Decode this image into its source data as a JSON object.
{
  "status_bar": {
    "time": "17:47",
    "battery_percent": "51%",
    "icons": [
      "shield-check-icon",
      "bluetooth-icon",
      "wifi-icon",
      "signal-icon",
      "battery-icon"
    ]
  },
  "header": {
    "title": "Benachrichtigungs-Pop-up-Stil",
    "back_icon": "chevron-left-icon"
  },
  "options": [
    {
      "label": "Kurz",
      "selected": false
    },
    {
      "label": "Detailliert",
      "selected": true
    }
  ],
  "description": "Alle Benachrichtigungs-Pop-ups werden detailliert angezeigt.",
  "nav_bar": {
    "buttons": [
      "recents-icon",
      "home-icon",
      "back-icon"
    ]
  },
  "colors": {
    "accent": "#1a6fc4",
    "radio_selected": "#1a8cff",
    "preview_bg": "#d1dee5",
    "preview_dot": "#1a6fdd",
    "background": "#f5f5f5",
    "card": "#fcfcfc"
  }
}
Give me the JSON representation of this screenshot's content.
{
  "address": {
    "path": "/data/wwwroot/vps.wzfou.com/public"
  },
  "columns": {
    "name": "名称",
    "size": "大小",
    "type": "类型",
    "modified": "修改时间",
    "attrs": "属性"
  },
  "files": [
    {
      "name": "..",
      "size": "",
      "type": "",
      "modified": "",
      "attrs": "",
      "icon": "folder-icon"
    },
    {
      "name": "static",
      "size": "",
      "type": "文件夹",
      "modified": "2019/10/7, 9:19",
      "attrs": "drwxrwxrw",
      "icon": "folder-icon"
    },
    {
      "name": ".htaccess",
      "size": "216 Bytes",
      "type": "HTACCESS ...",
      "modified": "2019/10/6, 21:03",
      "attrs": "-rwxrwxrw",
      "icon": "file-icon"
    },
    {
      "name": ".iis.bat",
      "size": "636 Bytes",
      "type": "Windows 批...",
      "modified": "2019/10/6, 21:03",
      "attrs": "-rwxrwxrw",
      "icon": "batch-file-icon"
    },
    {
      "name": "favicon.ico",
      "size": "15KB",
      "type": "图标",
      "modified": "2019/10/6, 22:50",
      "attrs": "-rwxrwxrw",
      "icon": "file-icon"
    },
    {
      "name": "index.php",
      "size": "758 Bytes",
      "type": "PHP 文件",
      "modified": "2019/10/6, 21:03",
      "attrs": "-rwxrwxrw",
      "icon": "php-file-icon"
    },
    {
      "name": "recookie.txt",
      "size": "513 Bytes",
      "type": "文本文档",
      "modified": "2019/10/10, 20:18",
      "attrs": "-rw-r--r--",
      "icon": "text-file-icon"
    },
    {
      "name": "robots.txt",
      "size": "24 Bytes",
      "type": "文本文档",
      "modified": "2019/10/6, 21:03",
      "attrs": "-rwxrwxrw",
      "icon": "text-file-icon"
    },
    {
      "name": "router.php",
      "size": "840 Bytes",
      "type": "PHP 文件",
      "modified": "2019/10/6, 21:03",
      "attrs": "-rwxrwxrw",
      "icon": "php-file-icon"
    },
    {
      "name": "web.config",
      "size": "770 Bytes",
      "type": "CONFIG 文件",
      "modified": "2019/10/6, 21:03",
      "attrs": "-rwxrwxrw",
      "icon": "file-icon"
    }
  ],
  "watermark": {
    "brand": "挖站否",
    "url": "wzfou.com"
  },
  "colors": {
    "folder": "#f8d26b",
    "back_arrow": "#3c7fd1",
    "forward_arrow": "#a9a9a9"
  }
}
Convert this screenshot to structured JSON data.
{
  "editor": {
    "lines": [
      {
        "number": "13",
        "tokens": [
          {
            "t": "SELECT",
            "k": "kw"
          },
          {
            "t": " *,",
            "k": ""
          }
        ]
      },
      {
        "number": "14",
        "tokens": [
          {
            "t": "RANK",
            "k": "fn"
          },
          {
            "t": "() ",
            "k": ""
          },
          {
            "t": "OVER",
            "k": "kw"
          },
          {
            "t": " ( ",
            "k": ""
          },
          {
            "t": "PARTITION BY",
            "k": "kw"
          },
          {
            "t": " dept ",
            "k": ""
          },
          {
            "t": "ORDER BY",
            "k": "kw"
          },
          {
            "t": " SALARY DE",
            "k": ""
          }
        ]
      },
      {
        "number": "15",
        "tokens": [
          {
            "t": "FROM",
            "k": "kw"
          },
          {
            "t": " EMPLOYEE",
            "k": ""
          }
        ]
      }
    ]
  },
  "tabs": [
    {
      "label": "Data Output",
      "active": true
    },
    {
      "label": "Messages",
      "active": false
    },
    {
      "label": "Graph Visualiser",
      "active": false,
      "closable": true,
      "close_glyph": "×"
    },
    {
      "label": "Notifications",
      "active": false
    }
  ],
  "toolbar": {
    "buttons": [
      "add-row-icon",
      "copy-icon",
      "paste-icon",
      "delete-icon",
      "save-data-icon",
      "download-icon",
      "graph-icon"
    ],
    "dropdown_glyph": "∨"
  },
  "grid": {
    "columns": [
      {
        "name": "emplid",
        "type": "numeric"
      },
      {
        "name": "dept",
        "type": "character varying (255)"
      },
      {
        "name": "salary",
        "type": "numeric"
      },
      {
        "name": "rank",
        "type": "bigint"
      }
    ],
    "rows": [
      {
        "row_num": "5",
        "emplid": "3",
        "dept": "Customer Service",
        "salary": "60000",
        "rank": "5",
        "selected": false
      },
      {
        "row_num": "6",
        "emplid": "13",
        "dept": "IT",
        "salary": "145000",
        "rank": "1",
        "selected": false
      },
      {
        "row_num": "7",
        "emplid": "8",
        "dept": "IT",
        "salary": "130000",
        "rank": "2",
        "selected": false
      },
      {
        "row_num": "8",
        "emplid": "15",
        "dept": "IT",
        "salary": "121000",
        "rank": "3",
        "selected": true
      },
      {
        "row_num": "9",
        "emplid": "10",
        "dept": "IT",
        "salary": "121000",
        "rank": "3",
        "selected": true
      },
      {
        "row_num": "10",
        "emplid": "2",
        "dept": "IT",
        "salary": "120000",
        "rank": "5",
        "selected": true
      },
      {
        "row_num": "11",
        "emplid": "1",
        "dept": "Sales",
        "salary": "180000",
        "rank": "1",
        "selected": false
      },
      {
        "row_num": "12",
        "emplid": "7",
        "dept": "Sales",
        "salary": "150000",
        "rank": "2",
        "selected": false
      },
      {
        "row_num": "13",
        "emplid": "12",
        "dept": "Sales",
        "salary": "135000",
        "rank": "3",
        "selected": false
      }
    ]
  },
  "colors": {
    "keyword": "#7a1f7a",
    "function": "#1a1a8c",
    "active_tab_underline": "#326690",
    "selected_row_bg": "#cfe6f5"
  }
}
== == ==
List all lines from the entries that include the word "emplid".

        "name": "emplid",
        "emplid": "3",
        "emplid": "13",
        "emplid": "8",
        "emplid": "15",
        "emplid": "10",
        "emplid": "2",
        "emplid": "1",
        "emplid": "7",
        "emplid": "12",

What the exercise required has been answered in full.